The fo­cus was on the IGV of the 2-stage. In­ves­ti­ga­tions showed that the IGV of the 2-stage was man­u­ally ad­justed at the com­mis­sion­ing when the plant was op­er­at­ing at around 60-70 per­cent of rated ca­pac­ity. The ad­just­ments might be suitable for the com­mis­sion­ing time, but not proper when the plant was op­er­ated at 97 per­cent of rated ca­pac­ity. The man­ual ad­just­ment of the 2-stage IGV from an ini­tial ad­justed-point to fully-open (strait vane po­si­tion) did bring the in­te­grally-geared com­pres­sor back to the nor­mal oper­a­tion.

Based on ex­pe­ri­ences with this ma­chine dur­ing the com­mis­sion­ing and the first year of oper­a­tion, the fol­low­ing im­por­tant notes should also be men­tioned:

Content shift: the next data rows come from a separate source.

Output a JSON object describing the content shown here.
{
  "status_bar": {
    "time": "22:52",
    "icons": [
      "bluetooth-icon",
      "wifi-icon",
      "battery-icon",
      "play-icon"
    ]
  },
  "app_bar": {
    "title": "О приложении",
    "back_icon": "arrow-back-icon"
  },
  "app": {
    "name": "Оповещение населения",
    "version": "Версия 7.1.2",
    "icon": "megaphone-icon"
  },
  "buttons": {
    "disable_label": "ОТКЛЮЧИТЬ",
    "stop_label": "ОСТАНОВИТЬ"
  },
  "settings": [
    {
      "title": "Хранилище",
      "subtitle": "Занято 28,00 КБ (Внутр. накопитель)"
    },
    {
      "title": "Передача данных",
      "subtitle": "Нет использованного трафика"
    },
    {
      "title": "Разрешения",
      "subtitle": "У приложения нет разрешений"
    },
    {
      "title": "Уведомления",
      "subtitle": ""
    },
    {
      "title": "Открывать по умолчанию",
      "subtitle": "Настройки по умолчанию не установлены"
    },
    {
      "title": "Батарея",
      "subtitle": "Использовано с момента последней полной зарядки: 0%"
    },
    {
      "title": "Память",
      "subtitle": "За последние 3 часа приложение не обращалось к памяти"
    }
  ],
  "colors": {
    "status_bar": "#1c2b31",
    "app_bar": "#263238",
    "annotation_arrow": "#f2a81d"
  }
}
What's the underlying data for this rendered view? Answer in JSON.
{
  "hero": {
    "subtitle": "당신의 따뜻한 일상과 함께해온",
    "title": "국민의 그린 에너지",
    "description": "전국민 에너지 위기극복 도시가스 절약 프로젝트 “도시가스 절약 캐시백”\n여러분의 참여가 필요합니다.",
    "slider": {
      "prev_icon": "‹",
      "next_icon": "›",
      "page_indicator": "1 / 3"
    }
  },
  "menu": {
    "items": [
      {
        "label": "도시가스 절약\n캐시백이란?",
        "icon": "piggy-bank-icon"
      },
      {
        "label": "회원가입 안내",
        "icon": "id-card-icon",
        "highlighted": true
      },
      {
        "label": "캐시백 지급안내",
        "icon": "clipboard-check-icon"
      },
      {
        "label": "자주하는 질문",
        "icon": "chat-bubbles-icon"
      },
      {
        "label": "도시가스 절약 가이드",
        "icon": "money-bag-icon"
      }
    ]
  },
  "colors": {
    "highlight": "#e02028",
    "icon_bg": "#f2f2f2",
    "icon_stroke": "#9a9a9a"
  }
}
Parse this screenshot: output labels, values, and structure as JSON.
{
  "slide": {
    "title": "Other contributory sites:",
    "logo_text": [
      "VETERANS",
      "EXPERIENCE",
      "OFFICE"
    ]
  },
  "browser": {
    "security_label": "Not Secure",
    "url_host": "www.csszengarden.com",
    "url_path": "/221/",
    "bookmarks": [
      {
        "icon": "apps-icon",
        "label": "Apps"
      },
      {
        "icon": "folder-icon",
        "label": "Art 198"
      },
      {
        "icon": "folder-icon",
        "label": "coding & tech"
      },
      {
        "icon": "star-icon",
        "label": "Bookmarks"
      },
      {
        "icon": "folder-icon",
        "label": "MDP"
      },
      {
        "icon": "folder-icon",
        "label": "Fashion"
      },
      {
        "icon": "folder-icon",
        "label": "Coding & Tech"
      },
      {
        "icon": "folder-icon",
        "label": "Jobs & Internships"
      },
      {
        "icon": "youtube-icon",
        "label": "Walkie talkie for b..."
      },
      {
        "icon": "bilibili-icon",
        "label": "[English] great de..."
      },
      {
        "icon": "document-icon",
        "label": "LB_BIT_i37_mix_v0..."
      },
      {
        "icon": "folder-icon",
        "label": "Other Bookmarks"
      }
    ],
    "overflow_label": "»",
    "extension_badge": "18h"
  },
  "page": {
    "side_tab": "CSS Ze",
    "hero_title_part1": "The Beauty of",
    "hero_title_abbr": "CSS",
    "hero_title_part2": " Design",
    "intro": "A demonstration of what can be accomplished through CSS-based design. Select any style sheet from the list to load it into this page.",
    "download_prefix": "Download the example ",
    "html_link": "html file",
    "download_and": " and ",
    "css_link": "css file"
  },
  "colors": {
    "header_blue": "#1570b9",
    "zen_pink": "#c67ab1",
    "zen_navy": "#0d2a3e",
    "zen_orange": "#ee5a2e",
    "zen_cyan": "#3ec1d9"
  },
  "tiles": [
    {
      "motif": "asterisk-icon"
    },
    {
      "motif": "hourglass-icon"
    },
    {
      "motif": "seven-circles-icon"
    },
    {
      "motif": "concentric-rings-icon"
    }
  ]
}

A) There is al­ways a po­ten­tial to in­stall an up­stream gas fil­ter in­cor­rectly. This can bring the com­pres­sor to the surge zone and com­plex op­er­a­tional is­sues.

B) An er­ror in in­stru­men­ta­tions might cause surge. For ex­am­ple, a plug­ging flow mea­sure­ment (or dirt in­side flow in­stru­ments) could cause a higher flow mea­sure­ment than the ac­tual flow which may re­sult in an un­de­tected surge.


Newspapers in English

Newspapers from New Zealand

© PressReader. All rights reserved.